=== Work to be completed ===
Your task is to copy each line of the material below that includes "content".

=== The input ===
=== Section Start ===

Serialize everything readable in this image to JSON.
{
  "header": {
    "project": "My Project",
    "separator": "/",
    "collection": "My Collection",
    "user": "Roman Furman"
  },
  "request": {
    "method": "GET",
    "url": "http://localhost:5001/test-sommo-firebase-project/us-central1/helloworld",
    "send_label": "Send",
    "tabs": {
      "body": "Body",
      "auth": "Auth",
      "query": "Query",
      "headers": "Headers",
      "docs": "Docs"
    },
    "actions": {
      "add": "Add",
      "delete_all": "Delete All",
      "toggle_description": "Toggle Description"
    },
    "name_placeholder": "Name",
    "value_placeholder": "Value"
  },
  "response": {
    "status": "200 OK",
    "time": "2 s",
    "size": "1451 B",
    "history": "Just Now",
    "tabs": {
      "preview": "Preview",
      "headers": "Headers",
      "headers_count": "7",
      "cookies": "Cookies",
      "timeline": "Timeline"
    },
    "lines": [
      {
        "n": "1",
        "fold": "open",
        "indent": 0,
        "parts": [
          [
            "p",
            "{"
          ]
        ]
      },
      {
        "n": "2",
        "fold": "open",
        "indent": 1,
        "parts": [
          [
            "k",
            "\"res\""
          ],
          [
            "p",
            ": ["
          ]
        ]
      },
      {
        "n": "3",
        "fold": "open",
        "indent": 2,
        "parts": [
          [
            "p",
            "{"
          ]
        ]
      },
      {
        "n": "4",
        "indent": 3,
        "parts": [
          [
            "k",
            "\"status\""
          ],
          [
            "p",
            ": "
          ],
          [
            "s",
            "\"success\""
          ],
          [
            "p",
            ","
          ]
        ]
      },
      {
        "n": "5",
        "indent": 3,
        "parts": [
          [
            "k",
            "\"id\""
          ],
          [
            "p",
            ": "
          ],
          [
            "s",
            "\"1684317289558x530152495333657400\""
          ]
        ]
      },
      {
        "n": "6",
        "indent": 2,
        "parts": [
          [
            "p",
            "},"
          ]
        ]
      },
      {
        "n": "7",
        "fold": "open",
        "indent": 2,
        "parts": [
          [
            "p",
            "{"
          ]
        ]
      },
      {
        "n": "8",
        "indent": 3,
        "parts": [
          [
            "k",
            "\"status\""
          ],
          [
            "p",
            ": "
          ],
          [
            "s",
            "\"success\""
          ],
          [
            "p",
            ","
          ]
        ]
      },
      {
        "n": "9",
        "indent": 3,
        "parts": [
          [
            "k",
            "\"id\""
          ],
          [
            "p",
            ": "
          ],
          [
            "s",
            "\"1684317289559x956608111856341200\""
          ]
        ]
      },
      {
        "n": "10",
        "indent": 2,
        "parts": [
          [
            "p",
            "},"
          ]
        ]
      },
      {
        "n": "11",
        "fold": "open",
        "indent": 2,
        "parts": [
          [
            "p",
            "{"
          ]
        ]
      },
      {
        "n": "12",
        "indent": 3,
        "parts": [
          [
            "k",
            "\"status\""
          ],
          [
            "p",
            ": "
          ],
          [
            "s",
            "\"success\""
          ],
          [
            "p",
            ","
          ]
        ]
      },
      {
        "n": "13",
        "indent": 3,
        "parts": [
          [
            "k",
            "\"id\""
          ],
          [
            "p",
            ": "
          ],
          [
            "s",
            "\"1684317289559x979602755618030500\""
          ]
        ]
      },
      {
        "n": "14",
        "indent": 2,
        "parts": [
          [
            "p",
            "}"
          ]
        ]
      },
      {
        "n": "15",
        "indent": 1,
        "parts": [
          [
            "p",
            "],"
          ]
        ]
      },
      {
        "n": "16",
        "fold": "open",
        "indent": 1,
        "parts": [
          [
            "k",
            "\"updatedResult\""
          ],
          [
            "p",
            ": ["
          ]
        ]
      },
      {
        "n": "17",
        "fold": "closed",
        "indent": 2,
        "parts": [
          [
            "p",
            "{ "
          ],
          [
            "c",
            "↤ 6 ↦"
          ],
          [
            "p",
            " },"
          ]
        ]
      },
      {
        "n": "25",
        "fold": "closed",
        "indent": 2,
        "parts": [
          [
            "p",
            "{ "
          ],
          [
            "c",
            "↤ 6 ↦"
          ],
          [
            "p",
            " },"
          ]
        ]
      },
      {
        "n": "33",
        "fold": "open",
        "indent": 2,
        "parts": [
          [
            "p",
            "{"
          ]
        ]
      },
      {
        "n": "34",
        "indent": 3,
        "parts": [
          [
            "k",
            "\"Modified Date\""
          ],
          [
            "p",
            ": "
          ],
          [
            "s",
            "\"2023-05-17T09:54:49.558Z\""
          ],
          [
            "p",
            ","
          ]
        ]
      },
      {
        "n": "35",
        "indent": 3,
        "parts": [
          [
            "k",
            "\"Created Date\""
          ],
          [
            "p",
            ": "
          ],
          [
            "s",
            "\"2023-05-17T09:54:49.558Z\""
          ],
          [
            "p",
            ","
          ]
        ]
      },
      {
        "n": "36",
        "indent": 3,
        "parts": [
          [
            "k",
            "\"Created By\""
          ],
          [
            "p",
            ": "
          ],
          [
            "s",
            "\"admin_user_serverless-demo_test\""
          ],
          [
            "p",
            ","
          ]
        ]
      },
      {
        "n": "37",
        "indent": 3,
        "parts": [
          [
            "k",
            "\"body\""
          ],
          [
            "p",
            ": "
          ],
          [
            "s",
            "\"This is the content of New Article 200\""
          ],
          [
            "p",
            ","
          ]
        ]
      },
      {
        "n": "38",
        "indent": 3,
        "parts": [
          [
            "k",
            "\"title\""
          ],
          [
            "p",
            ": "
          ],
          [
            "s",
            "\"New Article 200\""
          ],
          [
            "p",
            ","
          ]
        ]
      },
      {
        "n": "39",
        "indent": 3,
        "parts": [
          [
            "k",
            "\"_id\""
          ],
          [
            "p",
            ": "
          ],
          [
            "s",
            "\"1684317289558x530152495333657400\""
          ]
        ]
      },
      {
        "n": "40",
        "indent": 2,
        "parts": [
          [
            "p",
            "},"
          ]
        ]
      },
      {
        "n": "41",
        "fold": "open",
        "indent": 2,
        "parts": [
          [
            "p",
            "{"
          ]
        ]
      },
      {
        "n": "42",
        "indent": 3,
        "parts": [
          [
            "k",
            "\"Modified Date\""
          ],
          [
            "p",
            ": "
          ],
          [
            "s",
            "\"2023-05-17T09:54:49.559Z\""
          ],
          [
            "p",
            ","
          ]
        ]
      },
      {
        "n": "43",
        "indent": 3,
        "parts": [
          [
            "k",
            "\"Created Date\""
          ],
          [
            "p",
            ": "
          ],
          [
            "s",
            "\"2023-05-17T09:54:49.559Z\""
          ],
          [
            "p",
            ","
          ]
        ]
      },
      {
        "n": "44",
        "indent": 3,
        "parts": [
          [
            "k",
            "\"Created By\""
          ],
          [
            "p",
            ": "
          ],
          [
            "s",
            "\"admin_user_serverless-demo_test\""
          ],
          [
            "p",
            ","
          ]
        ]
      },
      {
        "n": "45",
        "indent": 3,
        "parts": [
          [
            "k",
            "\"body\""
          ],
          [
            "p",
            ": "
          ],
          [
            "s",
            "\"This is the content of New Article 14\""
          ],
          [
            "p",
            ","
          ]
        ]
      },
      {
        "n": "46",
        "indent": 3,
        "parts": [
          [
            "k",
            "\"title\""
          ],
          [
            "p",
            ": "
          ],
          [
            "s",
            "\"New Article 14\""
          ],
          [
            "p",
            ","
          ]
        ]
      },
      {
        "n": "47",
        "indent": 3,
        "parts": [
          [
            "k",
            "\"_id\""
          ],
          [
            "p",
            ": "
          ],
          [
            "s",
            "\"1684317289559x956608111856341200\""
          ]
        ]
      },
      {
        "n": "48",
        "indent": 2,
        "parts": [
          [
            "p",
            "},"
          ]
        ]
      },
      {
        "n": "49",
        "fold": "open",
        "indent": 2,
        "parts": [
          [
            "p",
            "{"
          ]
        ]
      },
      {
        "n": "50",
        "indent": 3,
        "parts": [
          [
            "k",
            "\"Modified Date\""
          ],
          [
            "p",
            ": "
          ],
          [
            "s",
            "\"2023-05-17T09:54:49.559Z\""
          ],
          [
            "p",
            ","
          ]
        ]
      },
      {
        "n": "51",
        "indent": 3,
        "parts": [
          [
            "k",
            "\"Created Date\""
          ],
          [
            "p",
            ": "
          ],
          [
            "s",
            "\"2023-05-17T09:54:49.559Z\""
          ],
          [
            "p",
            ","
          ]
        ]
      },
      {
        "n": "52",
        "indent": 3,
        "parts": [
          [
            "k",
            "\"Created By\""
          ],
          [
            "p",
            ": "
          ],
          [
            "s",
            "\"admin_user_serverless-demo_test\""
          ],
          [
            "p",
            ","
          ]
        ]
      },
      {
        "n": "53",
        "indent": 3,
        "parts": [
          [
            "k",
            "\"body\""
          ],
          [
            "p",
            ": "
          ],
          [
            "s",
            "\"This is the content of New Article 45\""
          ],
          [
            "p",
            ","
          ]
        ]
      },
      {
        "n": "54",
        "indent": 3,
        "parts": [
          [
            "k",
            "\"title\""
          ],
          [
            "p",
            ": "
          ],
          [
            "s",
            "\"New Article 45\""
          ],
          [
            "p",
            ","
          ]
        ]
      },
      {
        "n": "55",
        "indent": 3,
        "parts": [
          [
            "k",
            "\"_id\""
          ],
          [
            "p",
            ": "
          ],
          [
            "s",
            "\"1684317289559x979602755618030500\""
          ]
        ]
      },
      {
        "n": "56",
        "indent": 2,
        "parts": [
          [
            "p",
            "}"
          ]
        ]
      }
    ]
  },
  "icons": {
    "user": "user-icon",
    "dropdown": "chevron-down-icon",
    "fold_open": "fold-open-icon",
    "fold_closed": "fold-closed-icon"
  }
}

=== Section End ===

=== Your solution ===
            "\"This is the content of New Article 200\""
            "\"This is the content of New Article 14\""
            "\"This is the content of New Article 45\""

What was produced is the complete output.